Thehandlekeyword is followed by a function which requires the ability in question and thewithkeyword expects a function which includes theRequesttype as an argument. When a function includes theRequesttype in its signature, it tells Unison that the function will be pattern matching on the operations of the ability.

It's common for top-level handlers to accept a delayed computation, but remember, theRequesttype represents actual requests to your ability, so don't forget the bang operator,!.


Handlers often follow a pattern where the top level of a handler will expose a signature with no explicit reference to theRequesttype, likeinMemory : '{g, KVStore a b} r ->{g} r,which in turn delegates to animplhandler containing theRequestpattern matching implementation. This means callers of the handler can write expressions like:

instead of:

(handle !myProgram with inMemory.impl Map.empty)

The return type of a handler

Handlers contain a "done" or "pass-through" or "pure" case for when functions which require an ability don't end up executing the ability operations, or when function is done calling the ability. This is represented by the pattern match case which does not reference the request constructors of the ability:{pure} -> pure.In our example handler,inMemory : '{g, KVStore a b} r ->{g} rthe type of this "pure" case is represented by ther.

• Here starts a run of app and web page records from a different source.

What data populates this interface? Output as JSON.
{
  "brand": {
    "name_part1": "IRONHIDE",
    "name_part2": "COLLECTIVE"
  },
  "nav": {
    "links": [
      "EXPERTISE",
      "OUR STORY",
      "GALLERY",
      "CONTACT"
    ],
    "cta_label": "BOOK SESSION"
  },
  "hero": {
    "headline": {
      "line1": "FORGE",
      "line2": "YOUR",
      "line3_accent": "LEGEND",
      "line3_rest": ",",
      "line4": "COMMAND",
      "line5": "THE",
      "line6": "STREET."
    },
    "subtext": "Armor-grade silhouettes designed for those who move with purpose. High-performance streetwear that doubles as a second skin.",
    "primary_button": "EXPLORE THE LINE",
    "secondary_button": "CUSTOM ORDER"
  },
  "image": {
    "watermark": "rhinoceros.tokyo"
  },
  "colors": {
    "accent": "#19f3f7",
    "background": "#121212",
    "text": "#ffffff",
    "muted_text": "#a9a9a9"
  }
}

Handlers can even change this value as part of the behavior they supply to the program. Say we wanted to return both the value,randthe final state of thedata.Mapafter running the effect. We can do that by changing thepurecase and associated type signature:

inMemoryWithMap : '{g, KVStore a b} r ->{g} (r, data.Map a b)
inMemoryWithMap : '{g, KVStore a b} r ->{g} (r, data.Map a b)
inMemoryWithMap keyValueInteractions =
  use data Map
  impl : Map a b -> Request {KVStore a b} r -> (r, Map a b)
  impl map = cases
    { pure } -> (pure, map)
    { KVStore.get key -> resume } ->
      handle resume (Map.get key map) with impl map
    { KVStore.put key value -> resume } ->
      updatedMap = Map.insert key value map
      handle !resume with impl updatedMap
  handle !keyValueInteractions with impl data.Map.empty

Now, without changing anything about ourmyProgramfunction, we have access to thedata.Map!


  • Writing a handler involves pattern matching on therequest constructorsof the ability
    • You can explicitly control what value the program receives next throughcontinuations
      • The second argument in the pattern match case represents the continuation:{op -> resume}
      • The type of the value provided to the continuation must be the return type of the ability operation being called
  • Handlers contain a "pure" case,{pure} -> …,which represents when the function is done calling the ability or when the ability is not called
  • Thehandlekeyword expects a function which requires the ability and thewithkeyword expects a function withRequestas an argument